The original version of the proposed legislation was introduced in the United States Senate as Senate Bill 1926 (S. 1926). A similar bill has been introduced into the United States House of Representatives. The status of the bill can be tracked on THOMAS.
The original proposed legislation states that the "Bank" is actually "an independent establishment of the Federal Government, as defined in section 104 of Title 5, United States Code." As explained in 5 US Code 104, an independent establishment of the Federal Government is "(1) an establishment in the executive branch (other than the United States Postal Service or the Postal Regulatory Commission) which is not an Executive department, military department, Government corporation, or part thereof, or part of an independent establishment; and (2) the Government Accountability Office."
According to the proposed legislation, the "Bank" would be administratively similar to the Federal Deposit Insurance Corporation (FDIC). The "Bank" would have the power to conduct hearings, issue subpoenas, obtain information from any other federal agency, accept for funding any infrastructure project with a potential Federal commitment of $75 million or more, authority to determine the appropriate Federal share of spending for each project, to act as a centralized entity to provide financing for qualified infrastructure projects; to issue general purpose infrastructure bonds, and to provide direct subsidies to qualified infrastructure projects from amounts made available from the issuance of such bonds; to issue project-based infrastructure bonds for the financing of specific qualified infrastructure projects; to provide loan guarantees to State or local governments issuing debt to finance qualified infrastructure projects; to issue loans, at varying interest rates, including very low interest rates, to qualified project sponsors for qualified projects; to leverage resources and stimulate public and private investment in infrastructure; and to encourage States to create additional opportunities for the financing of infrastructure projects.

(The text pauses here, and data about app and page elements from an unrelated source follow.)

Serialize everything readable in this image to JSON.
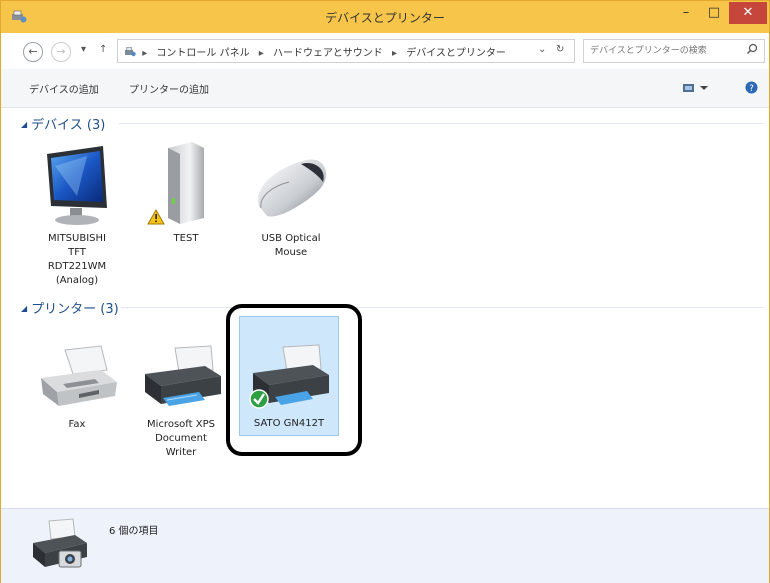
{
  "window": {
    "title": "デバイスとプリンター",
    "controls": {
      "minimize": "–",
      "maximize": "□",
      "close": "✕"
    }
  },
  "navigation": {
    "back": "←",
    "forward": "→",
    "recent": "▾",
    "up": "↑",
    "breadcrumbs": [
      "コントロール パネル",
      "ハードウェアとサウンド",
      "デバイスとプリンター"
    ],
    "separator": "▸",
    "dropdown": "⌄",
    "refresh": "↻",
    "search_placeholder": "デバイスとプリンターの検索"
  },
  "toolbar": {
    "add_device": "デバイスの追加",
    "add_printer": "プリンターの追加",
    "view_icon": "view-icon",
    "help_icon": "help-icon"
  },
  "groups": [
    {
      "header": "デバイス (3)",
      "items": [
        {
          "label": "MITSUBISHI\nTFT\nRDT221WM\n(Analog)",
          "icon": "monitor-icon"
        },
        {
          "label": "TEST",
          "icon": "external-drive-icon",
          "warning": true
        },
        {
          "label": "USB Optical\nMouse",
          "icon": "mouse-icon"
        }
      ]
    },
    {
      "header": "プリンター (3)",
      "items": [
        {
          "label": "Fax",
          "icon": "fax-icon"
        },
        {
          "label": "Microsoft XPS\nDocument\nWriter",
          "icon": "printer-icon"
        },
        {
          "label": "SATO GN412T",
          "icon": "printer-icon",
          "default": true,
          "selected": true
        }
      ]
    }
  ],
  "status": {
    "text": "6 個の項目"
  },
  "colors": {
    "titlebar": "#f6c54a",
    "close": "#c7463b",
    "group_header": "#1e4e8c",
    "selection": "#cfe7fa"
  }
}
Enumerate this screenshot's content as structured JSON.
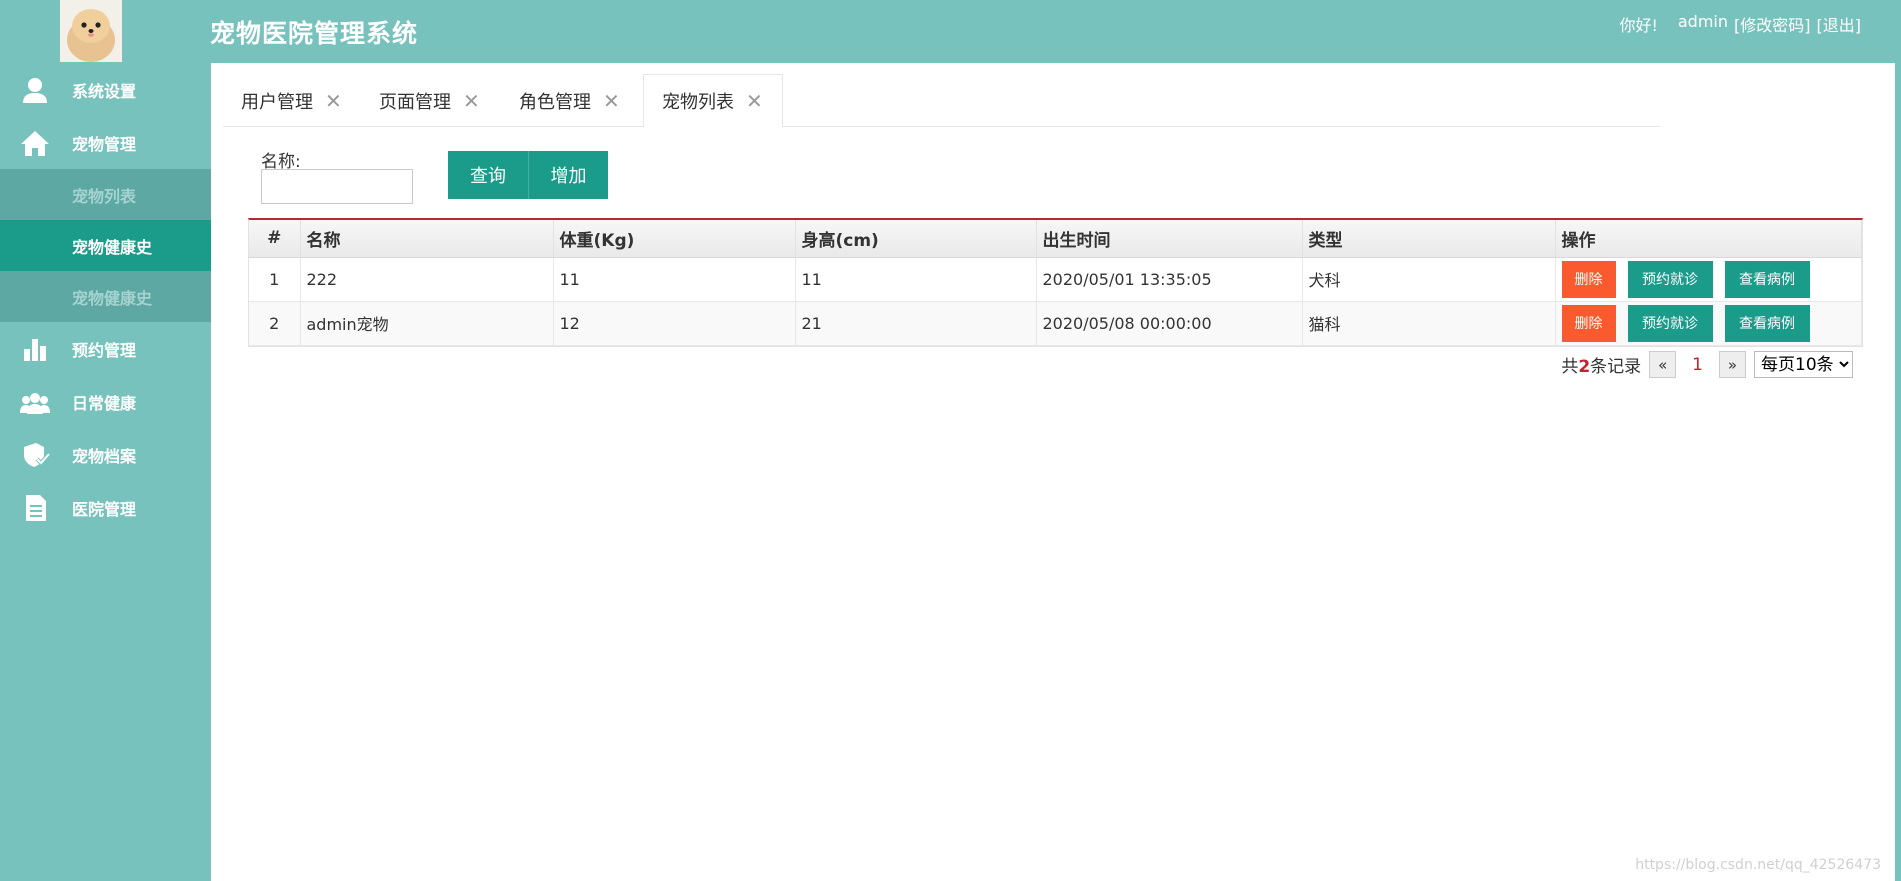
{
  "header": {
    "title": "宠物医院管理系统",
    "greeting": "你好!",
    "username": "admin",
    "change_password": "[修改密码]",
    "logout": "[退出]"
  },
  "sidebar": {
    "items": [
      {
        "label": "系统设置",
        "icon": "user-icon"
      },
      {
        "label": "宠物管理",
        "icon": "home-icon"
      },
      {
        "label": "宠物列表",
        "state": "faded"
      },
      {
        "label": "宠物健康史",
        "state": "active"
      },
      {
        "label": "宠物健康史",
        "state": "faded"
      },
      {
        "label": "预约管理",
        "icon": "bar-chart-icon"
      },
      {
        "label": "日常健康",
        "icon": "group-icon"
      },
      {
        "label": "宠物档案",
        "icon": "badge-check-icon"
      },
      {
        "label": "医院管理",
        "icon": "document-icon"
      }
    ]
  },
  "tabs": [
    {
      "label": "用户管理"
    },
    {
      "label": "页面管理"
    },
    {
      "label": "角色管理"
    },
    {
      "label": "宠物列表",
      "active": true
    }
  ],
  "search": {
    "label": "名称:",
    "value": "",
    "query_button": "查询",
    "add_button": "增加"
  },
  "table": {
    "headers": [
      "#",
      "名称",
      "体重(Kg)",
      "身高(cm)",
      "出生时间",
      "类型",
      "操作"
    ],
    "rows": [
      {
        "num": "1",
        "name": "222",
        "weight": "11",
        "height": "11",
        "birth": "2020/05/01 13:35:05",
        "type": "犬科"
      },
      {
        "num": "2",
        "name": "admin宠物",
        "weight": "12",
        "height": "21",
        "birth": "2020/05/08 00:00:00",
        "type": "猫科"
      }
    ],
    "actions": {
      "delete": "删除",
      "book": "预约就诊",
      "cases": "查看病例"
    }
  },
  "pager": {
    "prefix": "共",
    "total": "2",
    "suffix": "条记录",
    "prev": "«",
    "page": "1",
    "next": "»",
    "page_size": "每页10条"
  },
  "watermark": "https://blog.csdn.net/qq_42526473",
  "colors": {
    "teal": "#78c2bd",
    "dark_teal": "#1b9b8a",
    "danger": "#fa5a2e",
    "accent_red": "#c0232b"
  }
}
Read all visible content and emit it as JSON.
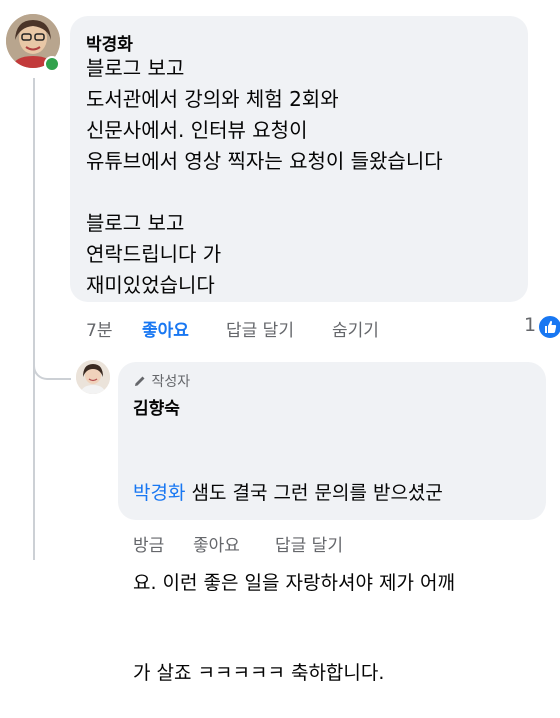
{
  "comment": {
    "author": "박경화",
    "body": "블로그 보고\n도서관에서 강의와 체험 2회와\n신문사에서. 인터뷰 요청이\n유튜브에서 영상 찍자는 요청이 들왔습니다\n\n블로그 보고\n연락드립니다 가\n재미있었습니다",
    "time": "7분",
    "like_label": "좋아요",
    "reply_label": "답글 달기",
    "hide_label": "숨기기",
    "reaction_count": "1"
  },
  "reply": {
    "badge_label": "작성자",
    "author": "김향숙",
    "mention": "박경화",
    "text_line1": " 샘도 결국 그런 문의를 받으셨군",
    "text_line2": "요. 이런 좋은 일을 자랑하셔야 제가 어깨",
    "text_line3": "가 살죠 ㅋㅋㅋㅋㅋ 축하합니다.",
    "time": "방금",
    "like_label": "좋아요",
    "reply_label": "답글 달기"
  },
  "colors": {
    "bubble": "#f0f2f5",
    "link": "#1877f2",
    "muted": "#65676b",
    "online": "#31a24c"
  },
  "icons": {
    "like_reaction": "thumbs-up-icon",
    "author_badge": "pencil-icon"
  }
}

The revised bill "Makes the Bank's Board of Directors responsible for monitoring and overseeing energy, environmental, telecommunications, and transportation infrastructure projects. Authorizes the Board to: (1) issue public benefit bonds and provide direct subsidies to infrastructure projects; (2) borrow on the global capital market and lend to entities and commercial banks for funding infrastructure projects; and (3) purchase, pool, and sell infrastructure-related loans and securities on such market. Requires the Board to establish criteria for determining project eligibility for financial assistance under this Act."
- "Financing America's Infrastructure". New America Foundation. June 9, 2008. Retrieved 2011-08-07.

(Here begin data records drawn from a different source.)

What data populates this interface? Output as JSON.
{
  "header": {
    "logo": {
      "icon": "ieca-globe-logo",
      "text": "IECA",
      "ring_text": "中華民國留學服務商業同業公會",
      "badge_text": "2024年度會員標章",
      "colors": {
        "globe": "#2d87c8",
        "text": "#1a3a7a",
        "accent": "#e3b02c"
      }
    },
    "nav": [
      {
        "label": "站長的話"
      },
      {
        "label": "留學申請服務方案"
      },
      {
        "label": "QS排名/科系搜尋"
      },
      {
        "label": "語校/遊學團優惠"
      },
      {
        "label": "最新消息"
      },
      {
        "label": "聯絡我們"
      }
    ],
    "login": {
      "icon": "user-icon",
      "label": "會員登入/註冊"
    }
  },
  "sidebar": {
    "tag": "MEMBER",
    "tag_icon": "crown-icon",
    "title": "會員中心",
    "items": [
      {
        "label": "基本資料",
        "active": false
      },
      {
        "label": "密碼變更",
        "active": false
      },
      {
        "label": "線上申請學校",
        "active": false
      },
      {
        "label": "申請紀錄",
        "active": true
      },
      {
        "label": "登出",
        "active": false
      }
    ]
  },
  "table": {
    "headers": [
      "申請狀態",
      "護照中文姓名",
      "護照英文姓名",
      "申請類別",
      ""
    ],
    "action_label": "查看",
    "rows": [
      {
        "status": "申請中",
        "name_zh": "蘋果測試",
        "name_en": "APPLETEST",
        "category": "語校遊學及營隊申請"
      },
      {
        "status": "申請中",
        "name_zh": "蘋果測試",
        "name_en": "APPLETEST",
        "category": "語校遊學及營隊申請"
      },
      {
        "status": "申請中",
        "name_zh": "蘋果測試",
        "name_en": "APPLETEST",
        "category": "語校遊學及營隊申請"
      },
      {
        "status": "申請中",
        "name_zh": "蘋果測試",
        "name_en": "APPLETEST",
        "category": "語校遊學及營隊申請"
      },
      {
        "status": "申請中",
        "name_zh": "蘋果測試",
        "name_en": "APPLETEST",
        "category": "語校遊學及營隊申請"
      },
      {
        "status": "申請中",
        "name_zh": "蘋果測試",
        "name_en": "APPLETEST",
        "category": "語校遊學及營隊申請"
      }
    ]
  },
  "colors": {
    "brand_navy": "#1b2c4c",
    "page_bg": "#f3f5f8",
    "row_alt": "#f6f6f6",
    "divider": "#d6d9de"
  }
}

- "Obama to propose $50B in infrastructure projects". The Washington Times. September 6, 2010. Retrieved 2011-08-07.
- "S. 1926 - To establish the National Infrastructure Bank to provide funding for qualified infrastructure projects, and for other purposes" (PDF). U.S. Government Printing Office. Retrieved 2011-08-07.
- "Obama 'O8:Plan to Strengthen the Economy". Barackobama.com. Retrieved 2011-08-07.
- Gary Zimmerman, Executive Director of AWWA in the International Water Association 2008 Yearbook, p. 34
- "H.R.402: National Infrastructure Development Bank Act of 2011 - U.S. Congress". OpenCongress. Archived from the original on 2012-01-12. Retrieved 2011-08-07.
- "S. 1926". Thomas.loc.gov. Retrieved 2011-08-07.
- "H.R. 3401". Thomas.loc.gov. Retrieved 2011-08-07.
- "5(104) U.S. Code". Uscode.house.gov. Retrieved 2011-08-07.
- National Surface Transportation Policy and Revenue Study Commission
- S. 1926
- H.R. 3401
- Banking on the Future - A New Paradigm for Rebuilding Our Nation's Infrastructure. Steven L. Newman Real Estate Institute, Baruch College, CUNY, and the Office of Manhattan Borough President Scott M. Stringer. Spring 2011.